Required work: In the data, extract each line that holds the string "nhất".
START Input data
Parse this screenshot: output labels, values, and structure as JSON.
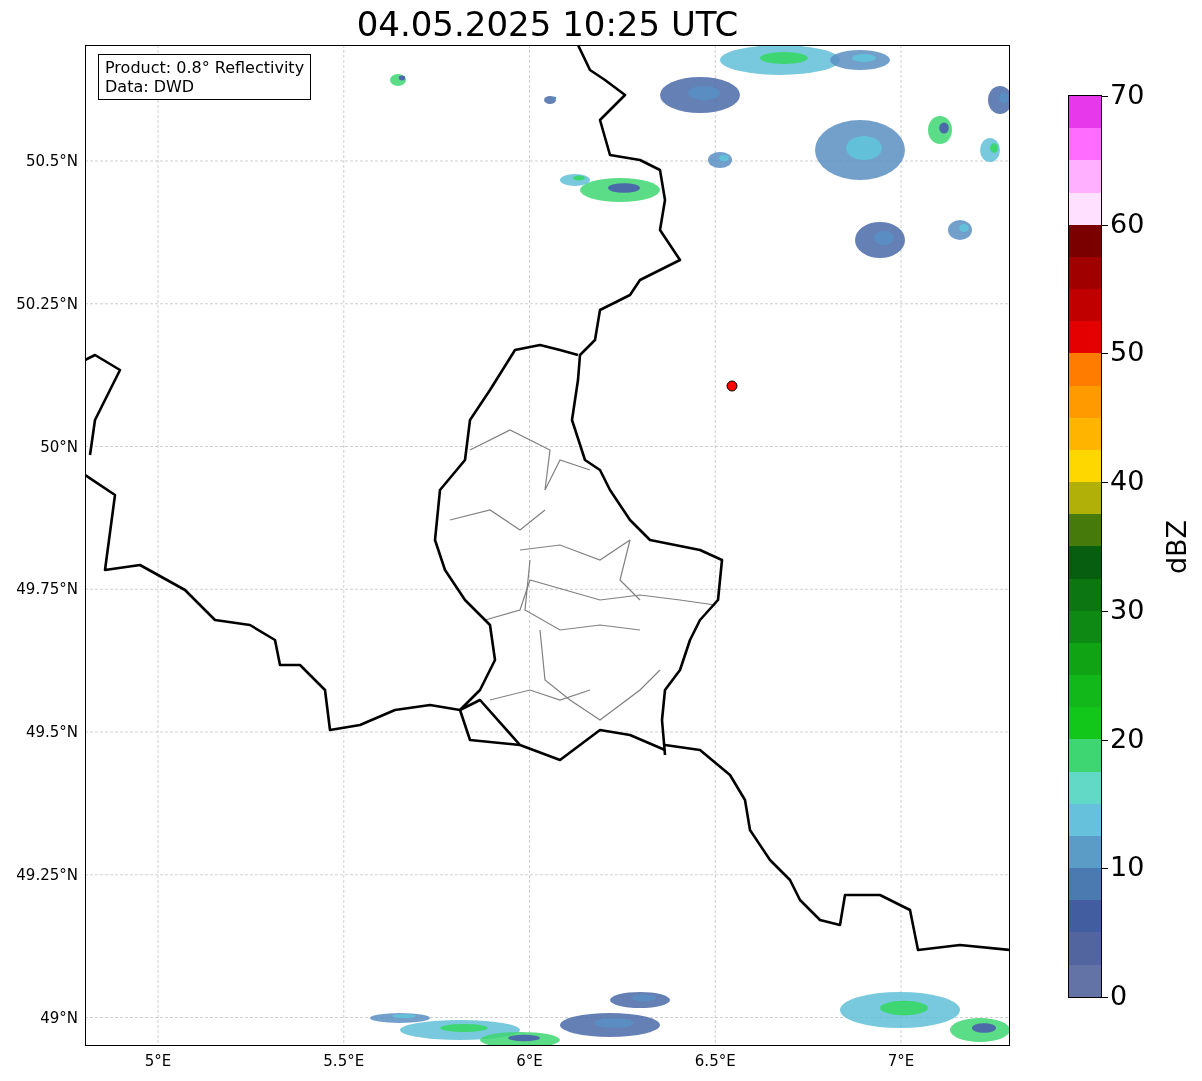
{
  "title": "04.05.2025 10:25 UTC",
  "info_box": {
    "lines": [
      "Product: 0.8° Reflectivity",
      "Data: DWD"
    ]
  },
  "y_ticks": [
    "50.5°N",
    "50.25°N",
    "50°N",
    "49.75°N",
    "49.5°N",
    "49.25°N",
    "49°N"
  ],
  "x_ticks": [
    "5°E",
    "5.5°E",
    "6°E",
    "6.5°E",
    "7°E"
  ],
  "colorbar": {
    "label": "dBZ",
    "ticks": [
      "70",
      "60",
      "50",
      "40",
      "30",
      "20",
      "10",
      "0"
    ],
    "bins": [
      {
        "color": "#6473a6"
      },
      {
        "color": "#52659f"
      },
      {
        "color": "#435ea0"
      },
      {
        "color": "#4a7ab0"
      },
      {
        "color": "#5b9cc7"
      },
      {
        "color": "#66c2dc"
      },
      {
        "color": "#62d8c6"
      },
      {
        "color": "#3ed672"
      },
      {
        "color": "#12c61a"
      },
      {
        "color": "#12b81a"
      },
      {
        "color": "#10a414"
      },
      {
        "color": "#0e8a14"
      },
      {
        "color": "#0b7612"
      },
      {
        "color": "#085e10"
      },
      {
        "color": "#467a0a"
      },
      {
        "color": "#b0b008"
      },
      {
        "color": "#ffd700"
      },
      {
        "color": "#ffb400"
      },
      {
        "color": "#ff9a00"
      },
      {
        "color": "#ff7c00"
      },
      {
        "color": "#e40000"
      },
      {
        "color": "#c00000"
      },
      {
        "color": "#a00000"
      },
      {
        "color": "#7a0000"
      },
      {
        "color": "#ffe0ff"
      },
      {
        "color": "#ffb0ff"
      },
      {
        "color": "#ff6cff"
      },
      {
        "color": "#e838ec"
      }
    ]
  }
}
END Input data
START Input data
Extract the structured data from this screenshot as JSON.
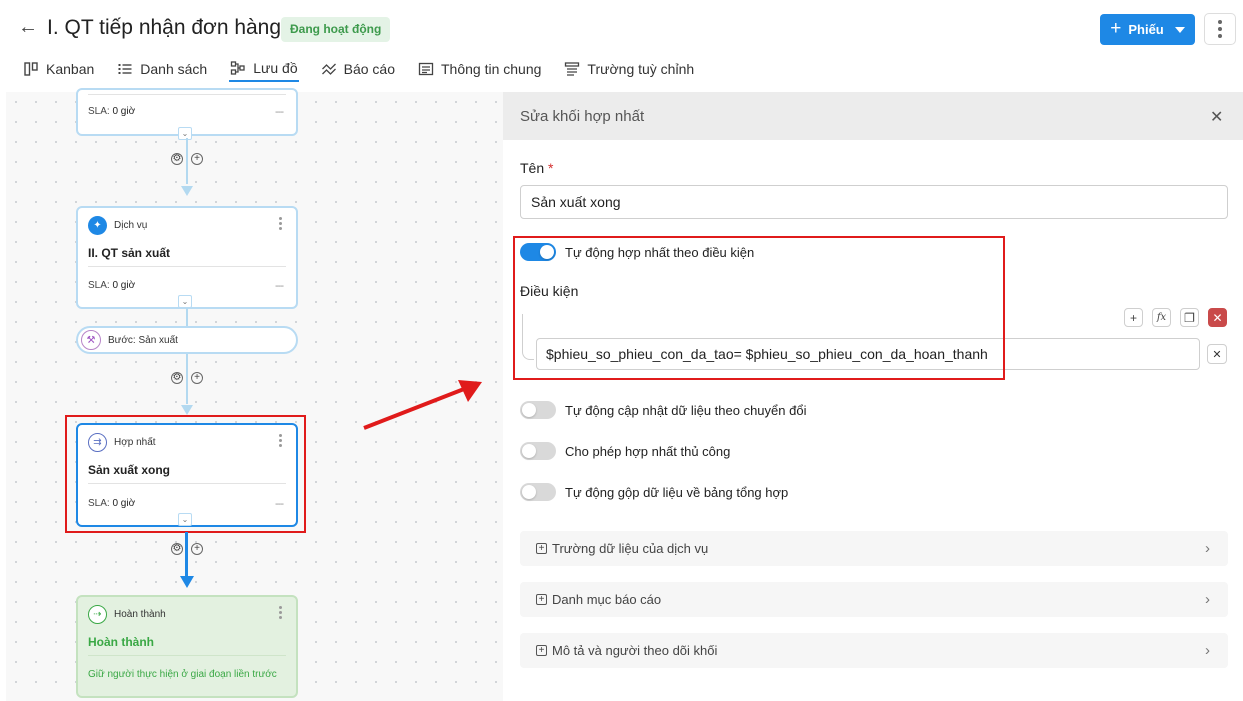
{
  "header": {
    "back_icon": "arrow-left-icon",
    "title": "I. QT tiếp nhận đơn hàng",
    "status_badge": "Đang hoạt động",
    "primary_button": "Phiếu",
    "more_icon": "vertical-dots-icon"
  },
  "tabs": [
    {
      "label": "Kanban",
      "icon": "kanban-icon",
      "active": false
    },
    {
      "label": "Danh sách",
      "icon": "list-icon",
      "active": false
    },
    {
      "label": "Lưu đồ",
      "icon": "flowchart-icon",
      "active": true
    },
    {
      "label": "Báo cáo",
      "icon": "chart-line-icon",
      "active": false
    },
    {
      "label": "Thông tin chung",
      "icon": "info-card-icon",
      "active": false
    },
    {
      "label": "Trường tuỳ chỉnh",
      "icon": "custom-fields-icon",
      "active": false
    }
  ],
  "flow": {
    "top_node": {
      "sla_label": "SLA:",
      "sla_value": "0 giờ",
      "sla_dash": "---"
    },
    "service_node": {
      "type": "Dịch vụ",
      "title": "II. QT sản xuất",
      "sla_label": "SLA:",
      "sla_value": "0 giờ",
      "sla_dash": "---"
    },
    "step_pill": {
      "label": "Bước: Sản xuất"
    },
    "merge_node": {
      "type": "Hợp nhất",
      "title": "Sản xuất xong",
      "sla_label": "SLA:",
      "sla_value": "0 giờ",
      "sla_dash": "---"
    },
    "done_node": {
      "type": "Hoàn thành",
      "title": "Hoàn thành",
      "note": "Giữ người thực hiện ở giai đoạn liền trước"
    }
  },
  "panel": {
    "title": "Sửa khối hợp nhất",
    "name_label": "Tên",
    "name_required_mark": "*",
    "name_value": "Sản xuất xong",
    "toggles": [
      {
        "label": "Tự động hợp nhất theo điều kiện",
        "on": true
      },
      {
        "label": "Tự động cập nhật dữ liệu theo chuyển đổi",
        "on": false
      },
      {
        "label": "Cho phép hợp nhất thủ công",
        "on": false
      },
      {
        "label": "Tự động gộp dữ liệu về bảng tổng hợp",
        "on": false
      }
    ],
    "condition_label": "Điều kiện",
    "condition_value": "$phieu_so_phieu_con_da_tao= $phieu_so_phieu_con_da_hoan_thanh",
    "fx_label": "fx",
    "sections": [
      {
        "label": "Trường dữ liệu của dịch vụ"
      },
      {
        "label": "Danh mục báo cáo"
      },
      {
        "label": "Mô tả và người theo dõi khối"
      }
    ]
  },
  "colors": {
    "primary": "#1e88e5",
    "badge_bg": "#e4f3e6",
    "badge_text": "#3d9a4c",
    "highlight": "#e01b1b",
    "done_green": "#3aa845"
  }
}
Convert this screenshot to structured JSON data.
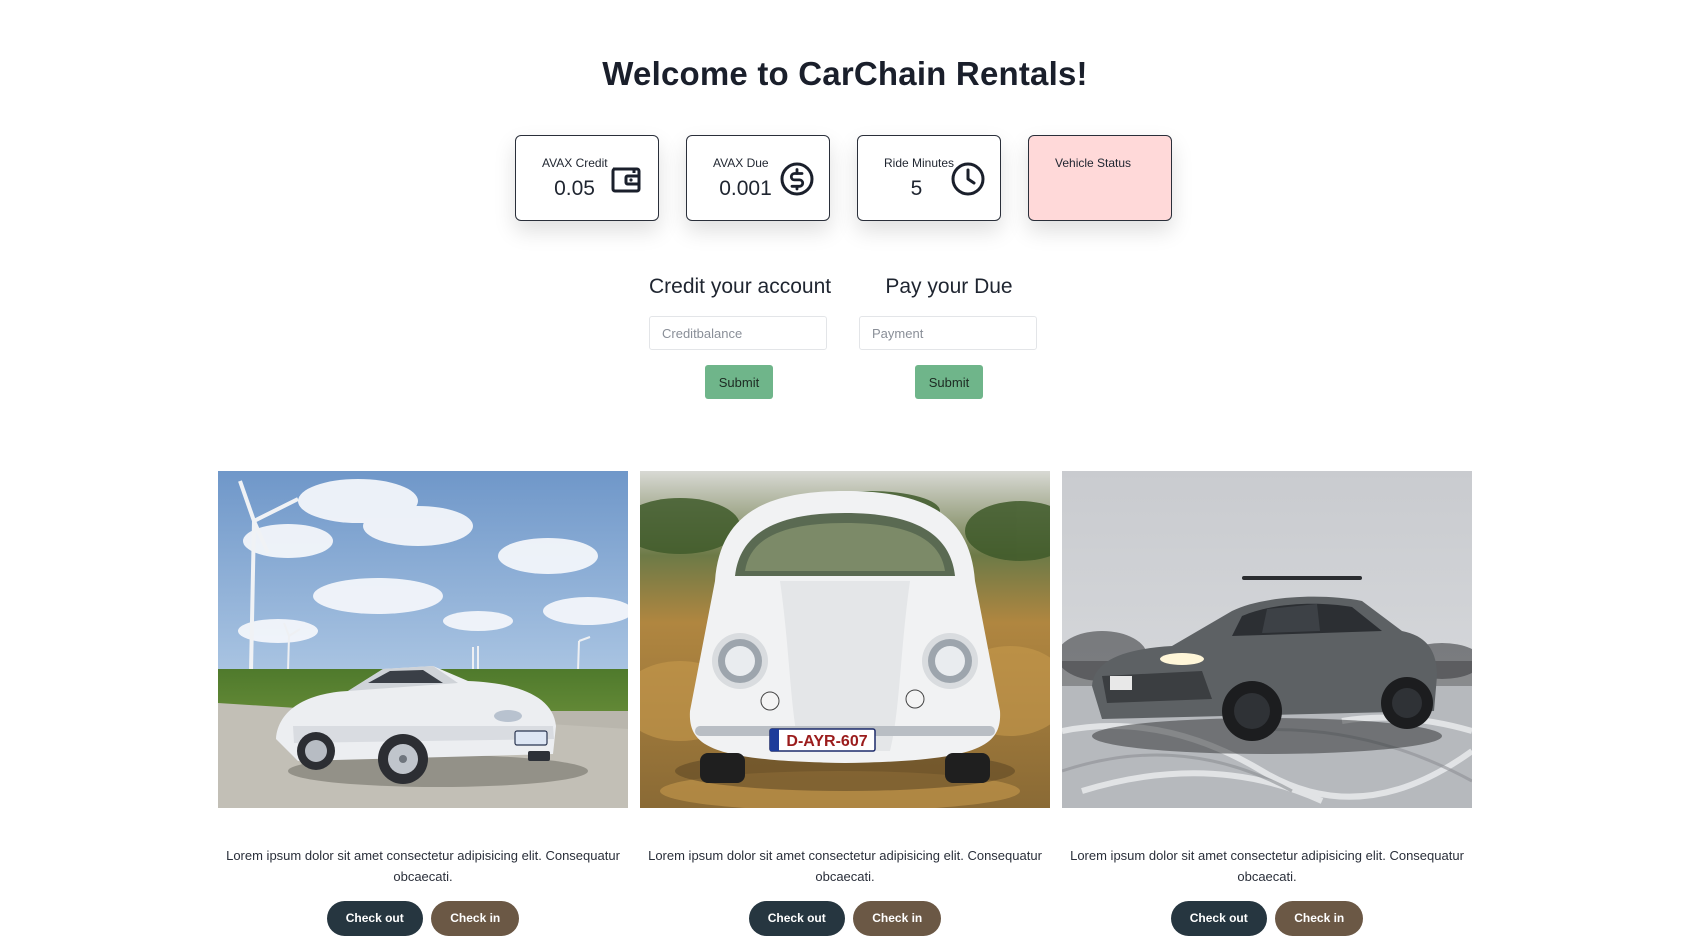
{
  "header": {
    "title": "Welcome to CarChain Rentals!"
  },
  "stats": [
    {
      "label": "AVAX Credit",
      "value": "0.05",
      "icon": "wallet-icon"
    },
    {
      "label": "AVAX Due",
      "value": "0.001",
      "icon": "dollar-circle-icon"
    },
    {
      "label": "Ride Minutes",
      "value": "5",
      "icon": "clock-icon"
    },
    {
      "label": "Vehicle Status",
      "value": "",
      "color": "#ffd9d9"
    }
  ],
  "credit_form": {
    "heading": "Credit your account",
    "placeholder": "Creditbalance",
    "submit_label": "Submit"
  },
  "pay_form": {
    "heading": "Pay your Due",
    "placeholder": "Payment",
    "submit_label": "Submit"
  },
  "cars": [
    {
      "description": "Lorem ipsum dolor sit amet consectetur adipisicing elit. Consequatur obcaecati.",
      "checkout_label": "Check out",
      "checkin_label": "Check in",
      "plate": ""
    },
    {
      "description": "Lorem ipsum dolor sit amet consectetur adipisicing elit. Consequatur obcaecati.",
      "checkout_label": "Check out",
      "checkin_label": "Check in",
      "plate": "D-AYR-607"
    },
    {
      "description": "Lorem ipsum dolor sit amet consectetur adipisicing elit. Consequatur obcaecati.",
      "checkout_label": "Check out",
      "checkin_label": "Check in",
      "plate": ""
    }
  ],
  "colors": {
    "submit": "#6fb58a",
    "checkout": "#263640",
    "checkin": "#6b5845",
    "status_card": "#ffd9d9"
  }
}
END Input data
Solution to the exercise:
      "type": "Hợp nhất",
    "title": "Sửa khối hợp nhất",
        "label": "Tự động hợp nhất theo điều kiện",
        "label": "Cho phép hợp nhất thủ công",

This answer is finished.